- Deeds and Wills - Records of property acquisition and disposition can be good genealogical sources. Such records are normally in county courthouses. Often the earliest county records (or copies of them) are also available in state archives.
Genealogical records in the National Archives include:
- Population Censuses - A census of the population has been taken every 10 years since 1790. The National Archives has the 1790-1870 schedules, a microfilm copy of the 1880 schedules, the surviving fragments of the 1890 schedules, and a microfilm copy of the 1900 and 1910 schedules. The 1790-1840 schedules give the names of the head of household only; other family members are tallied unnamed by age and sex. Many privately published lists are available from libraries and other sources. Although the lists vary considerably in format and geographic scope, they frequently save researchers from fruitless searches and help locate a specific entry in the actual records.
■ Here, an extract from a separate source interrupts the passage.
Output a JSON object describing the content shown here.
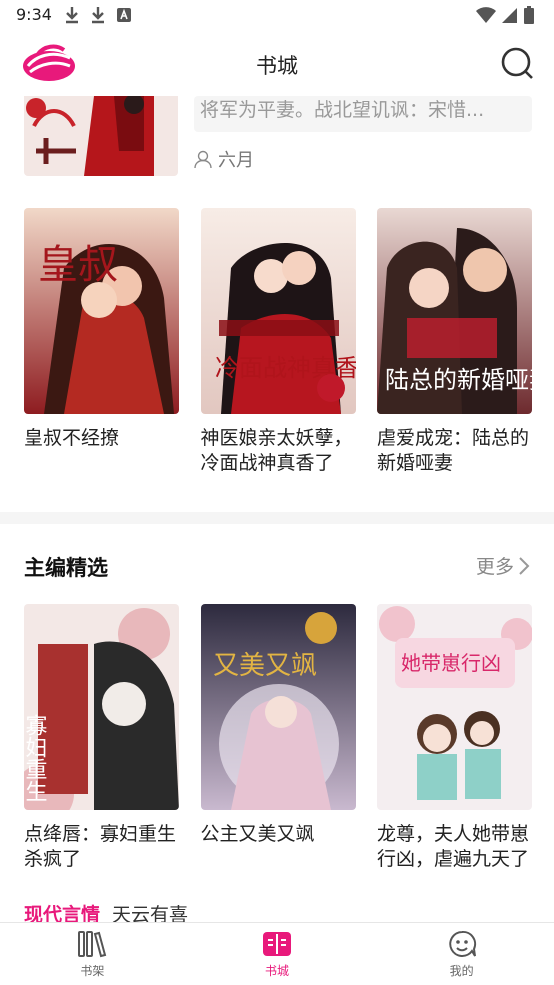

- Records About Indians - There are in the National Archives many records relating to Indians who maintained their tribal affiliation. The original records of the headquarters of the Bureau of Indian Affairs are in the National Archives in Washington, DC.
- Land Records - Land records (dated chiefly 1800-1974) in the National Archives include bounty-land-warrant files, donation land entry files, homestead application files, and private land claim files relating to the entry of individual settlers on land and in the public land states.
- Naturalization Records-Naturalization records generally show, for each person who petitioned for naturalization, name, age, date of birth, nationality, and whether citizenship was granted. The eleven regional archives hold original records of naturalizations filed in most of the federal courts (and, in some cases, nonfederal courts) located in their regions. The available records span the period from 1790 to 1950, but coverage varies from region to region.
- Passenger Lists
- Passport Applications
- Federal Government Personnel Records
- Veterans' Claims for Pensions and Bounty Land
- Military Service Records
These records are located at the National Archives facilities in Washington, DC and in the eleven National Archives Regional Archives.
Other useful resources include:
- City directories
- Encyclopedias and histories of cities, towns and counties
- Histories and studies of ethnic groups
- Newspaper death notices and obituaries
- Mormon records
A great deal of help with family history is available on the World Wide Web. A good place to start is The National Archives Genealogy Page.